Top of DATA FOR THIS TASK

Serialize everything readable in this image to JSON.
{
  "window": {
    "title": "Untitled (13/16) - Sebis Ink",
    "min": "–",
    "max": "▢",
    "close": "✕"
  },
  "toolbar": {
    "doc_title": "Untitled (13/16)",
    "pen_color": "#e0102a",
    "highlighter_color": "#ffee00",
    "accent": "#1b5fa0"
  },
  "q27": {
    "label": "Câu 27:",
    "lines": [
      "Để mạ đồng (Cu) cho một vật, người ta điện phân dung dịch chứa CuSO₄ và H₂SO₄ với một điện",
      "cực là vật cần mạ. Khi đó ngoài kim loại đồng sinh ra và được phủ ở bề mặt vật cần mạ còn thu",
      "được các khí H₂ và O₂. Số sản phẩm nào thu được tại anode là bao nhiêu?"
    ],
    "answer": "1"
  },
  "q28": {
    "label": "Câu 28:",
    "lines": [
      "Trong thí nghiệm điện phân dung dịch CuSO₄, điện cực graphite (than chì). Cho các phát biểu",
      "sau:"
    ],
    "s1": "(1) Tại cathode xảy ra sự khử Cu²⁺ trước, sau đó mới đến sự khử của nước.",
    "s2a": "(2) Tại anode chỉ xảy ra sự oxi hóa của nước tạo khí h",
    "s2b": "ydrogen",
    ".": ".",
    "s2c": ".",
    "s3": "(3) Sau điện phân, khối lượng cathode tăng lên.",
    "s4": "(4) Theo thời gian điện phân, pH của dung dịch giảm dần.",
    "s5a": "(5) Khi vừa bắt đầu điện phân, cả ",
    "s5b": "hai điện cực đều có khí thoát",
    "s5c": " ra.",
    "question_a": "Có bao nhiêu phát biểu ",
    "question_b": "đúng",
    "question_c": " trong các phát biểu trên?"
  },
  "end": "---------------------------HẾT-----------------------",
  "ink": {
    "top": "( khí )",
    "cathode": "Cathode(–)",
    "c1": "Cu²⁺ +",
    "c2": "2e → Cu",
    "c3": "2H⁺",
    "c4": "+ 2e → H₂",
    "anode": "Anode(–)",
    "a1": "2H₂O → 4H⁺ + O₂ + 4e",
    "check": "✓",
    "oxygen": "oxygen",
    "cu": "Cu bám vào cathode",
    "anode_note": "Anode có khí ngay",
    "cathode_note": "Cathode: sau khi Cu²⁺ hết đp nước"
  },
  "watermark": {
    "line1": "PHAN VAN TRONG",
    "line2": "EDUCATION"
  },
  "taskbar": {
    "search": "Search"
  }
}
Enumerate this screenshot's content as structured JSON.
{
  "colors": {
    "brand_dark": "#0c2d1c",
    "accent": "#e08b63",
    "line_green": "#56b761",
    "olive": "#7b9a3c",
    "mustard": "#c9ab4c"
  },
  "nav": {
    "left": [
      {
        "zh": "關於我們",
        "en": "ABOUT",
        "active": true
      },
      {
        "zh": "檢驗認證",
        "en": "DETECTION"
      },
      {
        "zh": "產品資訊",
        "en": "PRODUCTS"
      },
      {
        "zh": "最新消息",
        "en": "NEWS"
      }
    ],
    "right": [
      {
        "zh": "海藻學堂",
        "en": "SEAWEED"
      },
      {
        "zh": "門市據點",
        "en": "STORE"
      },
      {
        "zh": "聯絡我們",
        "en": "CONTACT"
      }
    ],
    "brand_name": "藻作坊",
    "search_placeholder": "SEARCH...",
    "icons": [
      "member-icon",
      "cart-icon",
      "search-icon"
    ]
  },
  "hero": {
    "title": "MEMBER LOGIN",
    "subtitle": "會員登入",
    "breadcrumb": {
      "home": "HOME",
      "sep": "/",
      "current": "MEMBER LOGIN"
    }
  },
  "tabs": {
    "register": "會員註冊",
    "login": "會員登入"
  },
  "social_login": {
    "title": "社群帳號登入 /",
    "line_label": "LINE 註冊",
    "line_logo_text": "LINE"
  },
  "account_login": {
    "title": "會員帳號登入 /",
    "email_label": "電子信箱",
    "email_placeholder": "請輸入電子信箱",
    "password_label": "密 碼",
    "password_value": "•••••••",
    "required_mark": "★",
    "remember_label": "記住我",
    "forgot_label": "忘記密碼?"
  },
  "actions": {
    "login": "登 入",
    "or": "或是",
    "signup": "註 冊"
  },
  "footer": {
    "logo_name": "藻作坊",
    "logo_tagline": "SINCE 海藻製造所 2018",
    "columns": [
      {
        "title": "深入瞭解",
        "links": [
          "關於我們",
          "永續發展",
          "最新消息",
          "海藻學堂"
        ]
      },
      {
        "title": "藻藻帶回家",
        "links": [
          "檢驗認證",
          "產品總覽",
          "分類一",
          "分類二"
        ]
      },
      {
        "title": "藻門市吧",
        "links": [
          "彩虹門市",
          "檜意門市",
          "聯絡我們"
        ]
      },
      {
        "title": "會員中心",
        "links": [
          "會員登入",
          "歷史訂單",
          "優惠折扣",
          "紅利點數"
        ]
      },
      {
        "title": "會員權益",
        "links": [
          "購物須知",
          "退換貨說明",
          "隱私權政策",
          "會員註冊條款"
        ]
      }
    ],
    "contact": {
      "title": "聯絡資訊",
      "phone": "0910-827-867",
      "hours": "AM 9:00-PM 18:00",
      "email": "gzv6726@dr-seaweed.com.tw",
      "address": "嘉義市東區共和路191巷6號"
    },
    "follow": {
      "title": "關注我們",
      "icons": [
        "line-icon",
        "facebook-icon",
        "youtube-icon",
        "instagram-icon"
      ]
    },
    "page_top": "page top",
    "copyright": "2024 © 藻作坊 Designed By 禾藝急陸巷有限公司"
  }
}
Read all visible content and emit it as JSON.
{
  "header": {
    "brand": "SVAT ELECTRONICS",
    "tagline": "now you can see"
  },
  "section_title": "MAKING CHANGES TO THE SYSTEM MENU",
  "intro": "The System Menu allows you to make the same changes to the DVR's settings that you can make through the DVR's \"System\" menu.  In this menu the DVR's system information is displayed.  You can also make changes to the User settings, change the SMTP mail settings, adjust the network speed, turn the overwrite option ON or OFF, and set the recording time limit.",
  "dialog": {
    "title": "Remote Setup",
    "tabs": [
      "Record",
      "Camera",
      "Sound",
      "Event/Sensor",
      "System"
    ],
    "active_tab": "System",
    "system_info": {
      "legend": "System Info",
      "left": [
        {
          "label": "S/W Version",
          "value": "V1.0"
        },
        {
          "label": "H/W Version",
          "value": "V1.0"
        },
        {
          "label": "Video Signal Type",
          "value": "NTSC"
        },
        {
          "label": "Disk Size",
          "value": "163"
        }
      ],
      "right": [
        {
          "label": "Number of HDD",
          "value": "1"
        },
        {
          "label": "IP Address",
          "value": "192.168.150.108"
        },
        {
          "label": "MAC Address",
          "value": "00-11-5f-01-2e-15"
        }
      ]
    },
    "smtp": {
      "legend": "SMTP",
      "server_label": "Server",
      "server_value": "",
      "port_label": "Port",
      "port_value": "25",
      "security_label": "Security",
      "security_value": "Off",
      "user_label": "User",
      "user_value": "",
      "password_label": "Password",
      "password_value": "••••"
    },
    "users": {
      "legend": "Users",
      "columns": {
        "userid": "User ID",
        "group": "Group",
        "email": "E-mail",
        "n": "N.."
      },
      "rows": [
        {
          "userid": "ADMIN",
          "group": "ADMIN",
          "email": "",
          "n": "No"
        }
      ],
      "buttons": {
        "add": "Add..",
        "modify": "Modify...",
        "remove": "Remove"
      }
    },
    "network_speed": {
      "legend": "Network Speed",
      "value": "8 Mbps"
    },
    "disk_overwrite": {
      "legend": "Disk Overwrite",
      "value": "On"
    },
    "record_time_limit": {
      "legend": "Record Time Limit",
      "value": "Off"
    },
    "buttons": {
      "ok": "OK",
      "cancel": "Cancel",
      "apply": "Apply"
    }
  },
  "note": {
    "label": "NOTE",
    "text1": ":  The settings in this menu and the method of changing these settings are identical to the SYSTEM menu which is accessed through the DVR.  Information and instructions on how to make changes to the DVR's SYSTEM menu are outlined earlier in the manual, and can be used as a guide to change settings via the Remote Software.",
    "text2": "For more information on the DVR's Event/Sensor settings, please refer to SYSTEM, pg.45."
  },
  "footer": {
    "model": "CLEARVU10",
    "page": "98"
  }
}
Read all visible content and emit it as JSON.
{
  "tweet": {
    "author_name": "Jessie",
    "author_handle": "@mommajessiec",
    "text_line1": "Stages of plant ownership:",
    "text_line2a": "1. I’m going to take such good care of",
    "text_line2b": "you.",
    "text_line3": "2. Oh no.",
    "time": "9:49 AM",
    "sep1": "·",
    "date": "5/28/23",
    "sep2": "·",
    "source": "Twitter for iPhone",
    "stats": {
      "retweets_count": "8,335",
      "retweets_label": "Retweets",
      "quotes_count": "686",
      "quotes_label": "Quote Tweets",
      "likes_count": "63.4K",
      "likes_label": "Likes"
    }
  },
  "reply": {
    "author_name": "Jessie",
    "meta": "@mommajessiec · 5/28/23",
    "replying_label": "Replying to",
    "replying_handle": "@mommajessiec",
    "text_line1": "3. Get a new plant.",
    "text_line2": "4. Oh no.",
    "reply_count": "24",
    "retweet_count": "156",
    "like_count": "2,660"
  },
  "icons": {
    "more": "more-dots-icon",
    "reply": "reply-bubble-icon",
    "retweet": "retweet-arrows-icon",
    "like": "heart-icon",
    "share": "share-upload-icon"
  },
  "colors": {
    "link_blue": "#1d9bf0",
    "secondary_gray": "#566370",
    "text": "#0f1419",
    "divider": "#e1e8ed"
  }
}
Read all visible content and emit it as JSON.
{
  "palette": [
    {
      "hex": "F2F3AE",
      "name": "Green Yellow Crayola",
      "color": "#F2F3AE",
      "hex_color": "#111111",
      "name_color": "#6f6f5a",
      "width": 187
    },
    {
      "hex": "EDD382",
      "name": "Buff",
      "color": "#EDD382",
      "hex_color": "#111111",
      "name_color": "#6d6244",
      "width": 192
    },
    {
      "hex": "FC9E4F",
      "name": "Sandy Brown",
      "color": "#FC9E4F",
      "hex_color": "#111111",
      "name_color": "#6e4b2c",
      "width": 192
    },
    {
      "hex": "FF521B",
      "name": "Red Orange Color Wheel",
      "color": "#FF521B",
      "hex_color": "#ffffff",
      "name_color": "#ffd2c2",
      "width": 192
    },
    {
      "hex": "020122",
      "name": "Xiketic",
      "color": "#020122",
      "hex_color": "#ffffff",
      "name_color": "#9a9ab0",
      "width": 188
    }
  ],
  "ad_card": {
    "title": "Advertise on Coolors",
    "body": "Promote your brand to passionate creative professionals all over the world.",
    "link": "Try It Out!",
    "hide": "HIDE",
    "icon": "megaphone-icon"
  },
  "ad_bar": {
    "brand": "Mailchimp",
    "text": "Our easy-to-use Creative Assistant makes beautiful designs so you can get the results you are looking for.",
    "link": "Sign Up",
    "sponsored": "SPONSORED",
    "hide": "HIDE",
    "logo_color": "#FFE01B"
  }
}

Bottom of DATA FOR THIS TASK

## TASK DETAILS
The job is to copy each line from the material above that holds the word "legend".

## TASK OUTPUT
      "legend": "System Info",
      "legend": "SMTP",
      "legend": "Users",
      "legend": "Network Speed",
      "legend": "Disk Overwrite",
      "legend": "Record Time Limit",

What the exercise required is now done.